Very excited to see my short memoir piece ‘Emerging: A Story of Me and Neil and Kevin and Carlos’, up on The Regal Fox.
Very excited that my piece ‘The Smell of Her Perfume’ is first cab off the rank in this year’s The Big Issue Fiction Edition. I attended the launch yesterday where fellow contributor Miles Allinson was part of a panel alongside TBI editor Amy Hetherington and books editor Thuy On, chaired by State Library of Victoria CEO Kate Torney. At one point Miles talked about how much harder it is writing short stories than it is writing novels. At this I was nodding so voraciously and unequivocally that my head detached from my neck and rolled across the floor, resting by the stage where it continued to blink in vigorous agreement.*
Short stories are so difficult to master. I say this as someone who has in no one way mastered them. To me, novels are so much more forgiving in that they allow far more time and space to build your characters, create opportunities for them to connect with readers, and to map out their journeys and struggles and realisations. You can forgive a boring paragraph in a novel but they absolutely destroy a short story. Short stories, by their…short…nature, demand connectivity with the reader immediately and are far less merciful. Every sentence – every word – is precious and important, and can make or break the story. It is so so easy to write terrible short stories. I would know. I do know. This is one of the things I know so so well. My man friend has very clear and specific instructions on how immediately following my demise he is to destroy my large cache of failed short stories in an extremely thorough bonfire so that no one can ever set eyes on them. This is my bonfire of the vanities, if you will, though less to do with sin and more to do with my pride and literary vanity.
I feel like I need to write around ten truly terrible short stories in order to salvage one half decent one from the weary rubble of my creativity.
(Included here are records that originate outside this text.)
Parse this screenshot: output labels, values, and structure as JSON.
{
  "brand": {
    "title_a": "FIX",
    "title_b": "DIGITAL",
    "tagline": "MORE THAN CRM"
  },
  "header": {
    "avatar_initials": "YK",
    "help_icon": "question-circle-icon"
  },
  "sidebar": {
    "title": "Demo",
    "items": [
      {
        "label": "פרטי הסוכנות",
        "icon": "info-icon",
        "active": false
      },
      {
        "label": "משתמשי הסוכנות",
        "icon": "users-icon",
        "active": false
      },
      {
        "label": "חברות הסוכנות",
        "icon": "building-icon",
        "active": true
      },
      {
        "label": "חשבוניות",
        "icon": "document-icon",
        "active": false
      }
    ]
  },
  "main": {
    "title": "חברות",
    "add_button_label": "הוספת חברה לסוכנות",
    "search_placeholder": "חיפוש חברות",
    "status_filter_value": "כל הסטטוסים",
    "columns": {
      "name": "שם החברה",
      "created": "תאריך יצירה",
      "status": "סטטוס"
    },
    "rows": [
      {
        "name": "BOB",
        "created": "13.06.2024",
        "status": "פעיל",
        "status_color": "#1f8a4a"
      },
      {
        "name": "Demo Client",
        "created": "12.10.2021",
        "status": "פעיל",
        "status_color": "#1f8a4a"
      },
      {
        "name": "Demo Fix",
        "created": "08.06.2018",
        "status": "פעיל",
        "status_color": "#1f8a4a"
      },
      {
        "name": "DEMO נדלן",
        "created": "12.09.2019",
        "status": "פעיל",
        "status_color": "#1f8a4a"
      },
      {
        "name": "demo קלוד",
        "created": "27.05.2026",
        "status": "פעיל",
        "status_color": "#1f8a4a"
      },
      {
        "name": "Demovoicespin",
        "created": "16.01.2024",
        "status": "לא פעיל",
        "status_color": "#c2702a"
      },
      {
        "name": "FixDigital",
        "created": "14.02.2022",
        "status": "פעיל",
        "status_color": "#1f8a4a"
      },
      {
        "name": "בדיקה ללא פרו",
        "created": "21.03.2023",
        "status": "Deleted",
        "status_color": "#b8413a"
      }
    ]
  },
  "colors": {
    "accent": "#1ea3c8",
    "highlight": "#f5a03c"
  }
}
And I can never tell at the beginning which this story will be. The one in TBI came about in a single afternoon after I gave up working on a different story that was refusing to be wrenched into existence and had been battling me for weeks. ‘The Smell of Her Perfume’ is the tiniest fraction of a real memory – my mother’s perfume as she carried me home one moonless night – spun into an entirely new beginning and middle. It is simple, raw and brief, and I’m terribly proud of it, though I’ve really no idea where it came from. And I’m terribly chuffed to see it in such a tremendous magazine.
*This actually happened. **
** No it didn’t.
Sometimes when reading aloud I kind of drift off into the forest of my brain and become distracted by thoughts such as ‘why does my voice sound weird?’ and ‘why am I slightly out of breath?’ and ‘if I base my dinner around potatoes tonight is it wrong to eat hot chips at lunch?’ I’m sure at these times my face falls into blank, expressionless repose and my voice loses all cadence, but I wouldn’t know as I’m miles away at this point.
With this in mind, why not come hear me read at tomorrow’s Willy Lit Fest? If anything, you can watch carefully for the glint in my eyes when my mind finally settles on thoughts of hot chips. Susan Pyke and Alexis Drevikovsky, on the other hand, are gorgeous readers to observe, so you really can’t go wrong.
This post is all about twos:
- This is my second attempt at blogging more.
- At this rate, I will have managed two blog posts this month.
- This is twice the number I managed in the previous month.
- This afternoon I have had two attempts at getting my Persian cardamom-pistachio butter fudge to set but have probably boiled it for too long or too little, at too high or too low a heat, and it is taking too much time to set. I will probably nevertheless eat it too quickly with a spoon from the pan because though soft, it is too delicious to waste.
- This endeavour has been my main effort to procrastinate from working on book 2, of which I am currently convinced I am plagued by the infamous second album curse because it is Just. Not. Happening.
- In response to aforementioned frustration at being cursed, I read this article on Brain Pickings because I thought it would make me feel better. It didn’t. I don’t know why I thought reading something Hemingway-related would leave me feeling better. Because I thought I might have missed something, I read it a second time, and finished even more certain that book 2 will turn me into a version of Salieri in this scene.
- Here is what is happening with book 2:
- My Brain: Ok, so this character is going to make this grand entrance and immediately steal the show.
- What Gets Typed: Barry walked into the room and sat in the chair.
- MB: Hmm, not exactly what I hoped for. Let’s try for improvements.
- WGT: Barry walked slowly into the room and sat in the empty chair.
- MB: Is it not implied that the chair is empty? Is Barry the kind of character that would sit down in an occupied chair? Is Barry a lap sitter?
- WGT: Barry walked slowly and purposefully into the empty room and sat in the chair. Alone. Barry was all alone. Like Hemingway.
- MB: … we’re cutting Barry.
- Now I am going to continue my procrastination by tending to the Abgoosht I am cooking – the second Iranian dish I have made in my procrastination pursuits today.
Is this a possible sneak preview of what’s to come? Could my second book feature one or more Iranian characters? Find out more in the next or subsequent blog posts… duh duh duuuuuuuh!